CAD for hobby stuff (like garage projects and making figits on your 3d printer) is way different from professional use.

Most of the big difference are:

A lot more time is spent in CAD. 
Many people will depend on and interact with your model
You need to make a drawing and a part as the end result of the work and it should match the CAD. 
You will be working with many more / highly detailed parts. 

The entire system pictured exists in a CAD model, with all designs reviewed,  drawings checked and released. Despite being designed by about 30 people in a year, and operating at vacuum with a vehicle north of 100 m/s there have been no major system failures through hundreds of hours of operation. It consists of about 40,000 unique components. 

I setup the process and built the top level assembly, and released all tube and track drawings, and served in a review function for the motor, airlock, and all major subsystems. 
38
True Position Excerpt from GD&T wall chart
http://www.iigdt.com/Products/Images/0f390980.jpg

This is 1994, but is close enough
Basic Views
Dimensioning
Tolerances
Geometric Tolerances

Dimensioned drawing image from autodesk. 
39
Spacex Drawing template is pretty good. You too can use it! Found pubished publically here: 
https://cdn.atraining.ru/docs/TubeSpecs.pdf
http://www.spacex.com/sites/spacex/files/2018_hyperloop_competition_rules.pdf

Drawings are used to : 

Communicate Design intent
Provide acceptable tolerance ranges for Manufacturing
Control QA process. 

They are not meant to:
 Restrict manufacturing method (as long as tolerances are achieved).
40
Example Drawing that I can actually share (Spacex competition hyperloop tube published drawing). 
41
Don’t Model Threads

Hide or don’t load extraneous geometry ( for example, molding in a room, threads on a fastner / hole, every nut in a 3,000 bolt assembly)
Don’t model stuff that doesn’t matter (lockwire, grease etc) it can get called out on a drawing. You might need to include mass estimates at some point, every company handles it differently
Consult with your CAD vendor frequently
42
PLM / PDM
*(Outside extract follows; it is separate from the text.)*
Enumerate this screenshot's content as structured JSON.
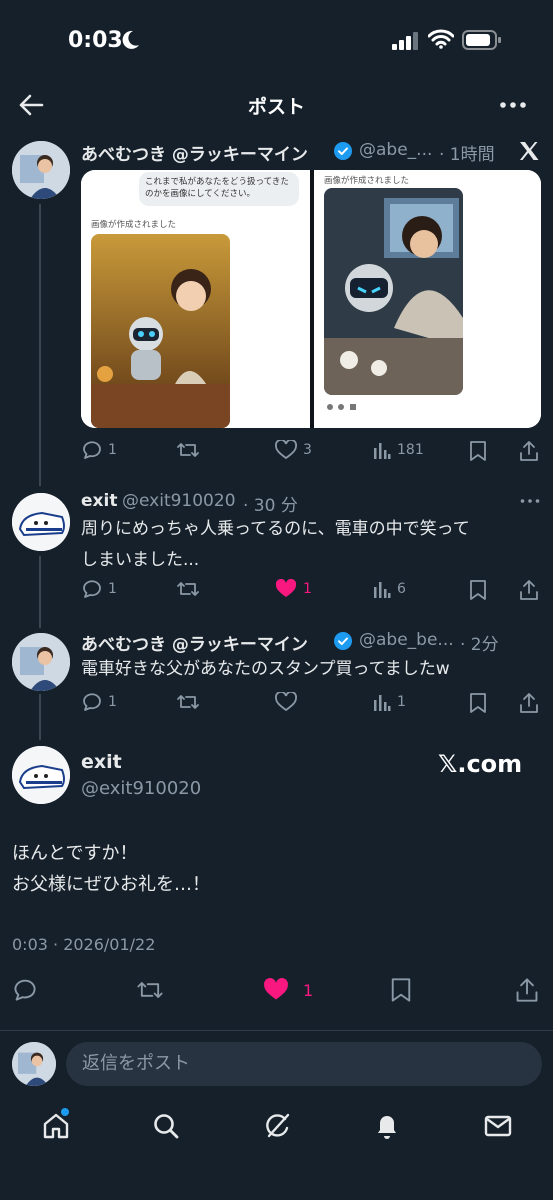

Database to store your cad
Pretty Drab
Exciting for ensuring quality work, tying issues to parts, and freezing designs so changes aren’t inadvertantly made in CAD after stuff is built (you can tell what was supposed to be built). 

43
Spaceballs: The CAD Mouse https://www.3dconnexion.com/ 
Online / Free CAD https://grabcad.com/ 
Grabcad
McMaster https://www.mcmaster.com/ 
Digikey / Mouser  https://www.digikey.com/ 
Most high end suppliers have great CAD models (igus, Joyce Dayton, Parker, etc.)
(some will want an NDA or a website sign up first). 
44 Next Classes

Code Basics with Kit! - Kit Class (5/19) will sell out fast! Link to go up tomorrow (sunday)

45
46
Onshape actually has a config management tool now.

I have not used it. 

This normally requires a herculean effort on the shoulders of one or two very experienced engineers. In short, listen to whomever that is, until you start to understand the basic strategies they’re employing. 
Subdivision and typing is a nightmare, try to stay away from it in a group setting unless you have a strong dictator, and can maintain that indefinately. 
47